Namibia mourns crash victims at Casablanca

10 Mar 2016 18:40pm
CASABLANCA, 10 MAR (NAMPA) – Over 100 people have lost their lives in road crashes since the start of this year, the chief executive officer of the Motor Vehicle Accident (MVA) Fund says.
Rosalia Martins-Hausiku said this means that by the end of the year, more than 1 000 people could have died in road crashes.
She was speaking on Thursday during the mass memorial service for 15 people killed in a head-on collision between a truck and a mini-bus near the Oshikoto Region’s Casablanca settlement on the Omuthiya-Oshivelo main road.
The memorial service took place on the site of the crash that occurred on 12 February this year and was attended by hundreds of people from all over Namibia.
Martins-Hausiku pointed out that the loss of lives on Namibian roads remains high, and “it is 95 per cent as a result of the attitude of drivers”.
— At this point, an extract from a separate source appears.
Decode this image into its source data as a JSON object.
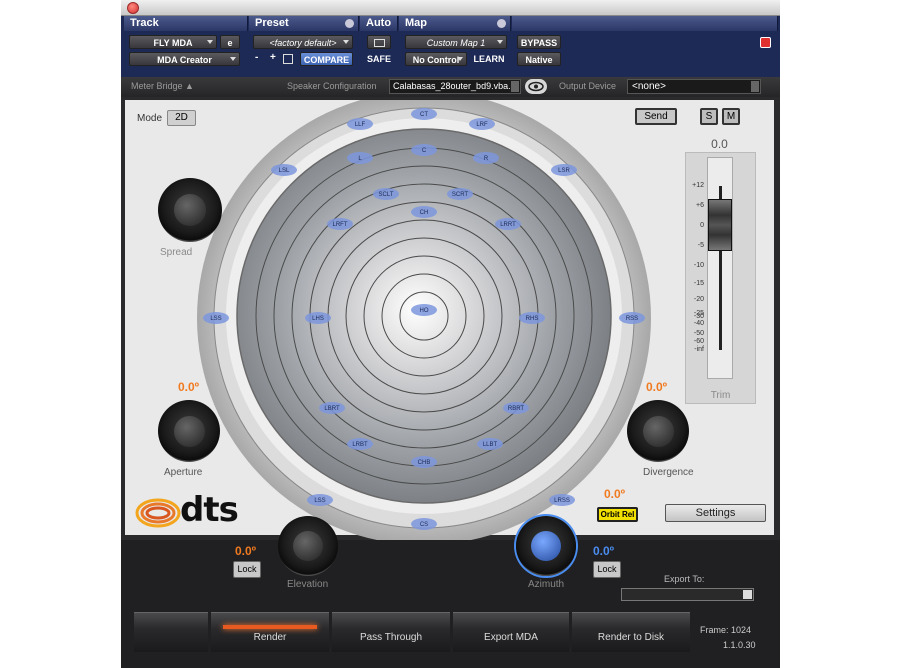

Citing MVA statistics, she said Namibia on average goes through some 7 000 crashes every year on its road network, with 4 000 people sustaining injuries and about 700 fatalities in road carnage.
On his part, Works and Transport Minister Alpheus !Naruseb, who officiated at the memorial service, said the crash was a disaster and its impact was felt by the whole country.
!Naruseb used the same memorial service to repeat his call for road users to change their mindset and to do things differently, starting by doing away with offensive driving.
“Young people, who have the great potential to grow up and make meaningful contributions to the development of the country, are being increasingly killed in road crashes,” the minister said.
He, at the same time, appealed to every Namibian to be a safe observant on the road.
Also speaking at the event, Inspector-General (IG) of the Namibian Police Force (NamPol), Lieutenant-General Sebastian Ndeitunga said analysis on the bodies of 13 people who burned beyond recognition in that crash, has been completed as of Thursday.
Ndeitunga pointed out that all 13 bodies have been positively identified, and the respective families can now do the burials.
The deoxyribonucleic acid (DNA) tests took almost a month to complete and, as such, Ndeitunga tendered NamPol’s apology for the delay.